When I think of character actors, Allen Jenkins is always the first person that comes to mind. With over 150 credits to his name in the worlds of film and television, Jenkins is a favorite of mine thanks to his many “sidekick” roles from the ’30s and ’40s.

(Image via Cinema Passion)
(Image via Cinema Passion)

Today we’ll be taking a look at some of those roles for the wonderful, fourth annual What a Character! blogathon, but first… who was Allen Jenkins, the person?

The answer to that question is kind of unclear. Allen Jenkins was born in Staten Island, New York.
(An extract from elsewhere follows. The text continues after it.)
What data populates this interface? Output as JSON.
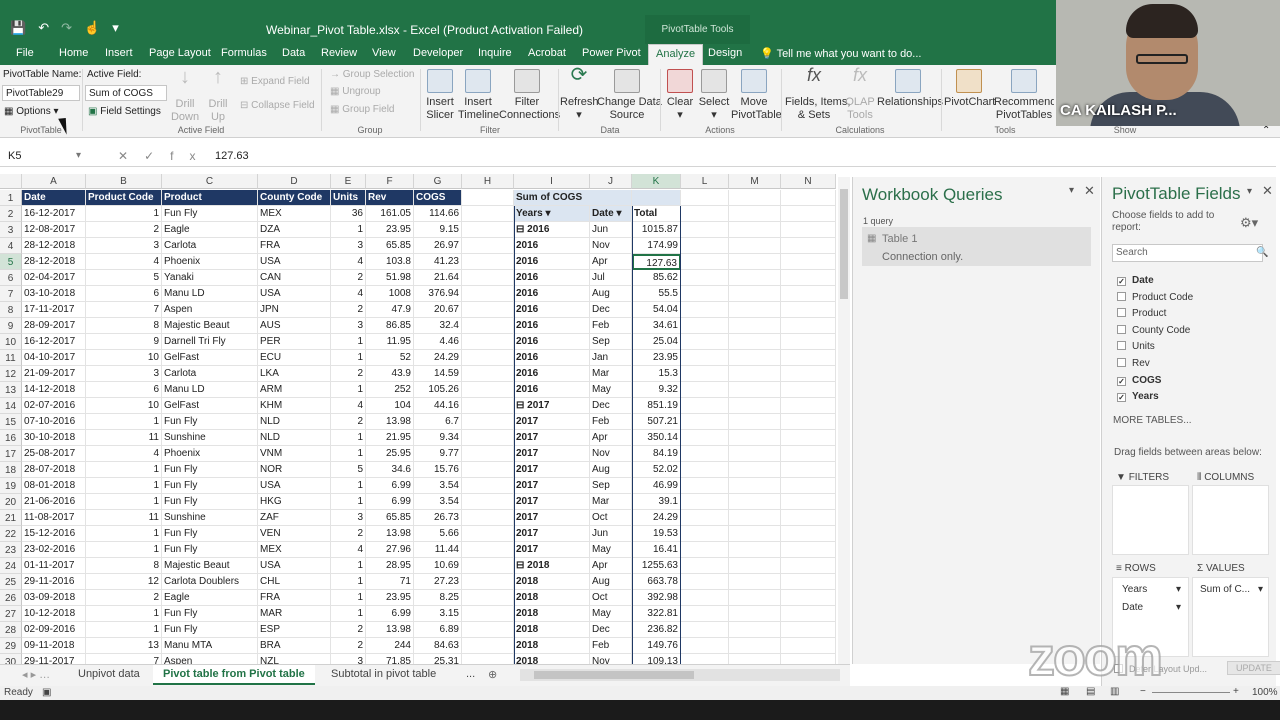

Different sources report his birth name as either Alfred McGonegal or David Allen Curtis Jenkins. He apparently came from a family of performers, though information about his parents is difficult to track down. No biography was ever written of the man, and even TCM’s database has little information about him!

What is certain is that Jenkins studied at the American Academy of Dramatic Arts and got his start on the stage in the ’20s before being recruited to make the big move to Hollywood.

Marking his arrival in the “City of Angels,” Allen’s first roles were small ones in pre-codes like The Girl Habit (1931), Three on a Match (1933), I Am a Fugitive from the Chain Gang (1932) and Employee’s Entrance (1933). These weren’t necessarily “blink and you’ll miss ‘im” roles, but they were very minor parts, never drawing much attention away from the films’ lead players. Chain Gang, for instance, belongs so much to Paul Muni that I completely forgot Jenkins was in it!

Though he was never destined to become a box office draw or a suave leading man, Jenkins did see his roles grow over time. By 1934, he was recognizable to audiences as a frequently-used supporting player. He began having his name listed among the top supports in posters and ads for films like Twenty Million Sweethearts and Happiness Ahead.

He starred in a little bit of everything — musicals, romances, and of course the gangster flicks that he’s perhaps best remembered for by today’s film fans. (“Comic gangster” parts, as The New York Times described them.) The Gay Falcon (1941) had him starring alongside a very charming George Sanders, George as the title-character sleuth and Jenkins as his accident-prone right-hand man — one of my favorite recent mystery-comedy discoveries.

Jenkins in Three Men on a Horse (Image via Words and Music)
Jenkins in Three Men on a Horse (Image via Words and Music)

By the late 1930s and through the 1940s Jenkins would really perfect his shtick as the lovable sidekick in many a crime flick, though he continued to take work in other dramas and lighter films as well. The 1945 Deanna Durbin mystery-comedy vehicle Lady on a Train had Jenkins appearing as an author’s chauffer rather than a gangster. In 1938’s Racket Buster, he actually plays a trucker who resists working with Humphrey Bogart’s leading-role gangster. In 1952’s Chained for Life, he even starred as the manager of vaudeville-performing conjoined twins!

Jenkins’ film career slowed in the early 1950s, but he would appear in nine more films before his death in 1974, including Pillow Talk, starring Doris Day and Rock Hudson; a policeman role in It’s a Mad, Mad, Mad, Mad World, one of my long-time favorites from childhood; and The Front Page, his final film. He also did plenty of work in television during the later decades of his career, making appearances in Bewitched, The Man from U.N.C.L.E., and even I Love Lucy.

His career was one of surprising variety, given the fact that his “comic gangster” persona has outlasted and overshadowed the wider scope of his talent. But the more we explore his filmography, the more we learn — Allen Jenkins was one heck of a solid supporting actor, whether clumsily assisting a sleuth, playing right-hand man to a crime boss, or swindling his way through the stage circuit as a crooked producer. What a character!

Visit  host blogs Once Upon a Screen, Outspoken & Freckled, and Paula’s Cinema Club for more celebration of classic Hollywood’s fantastic character actors!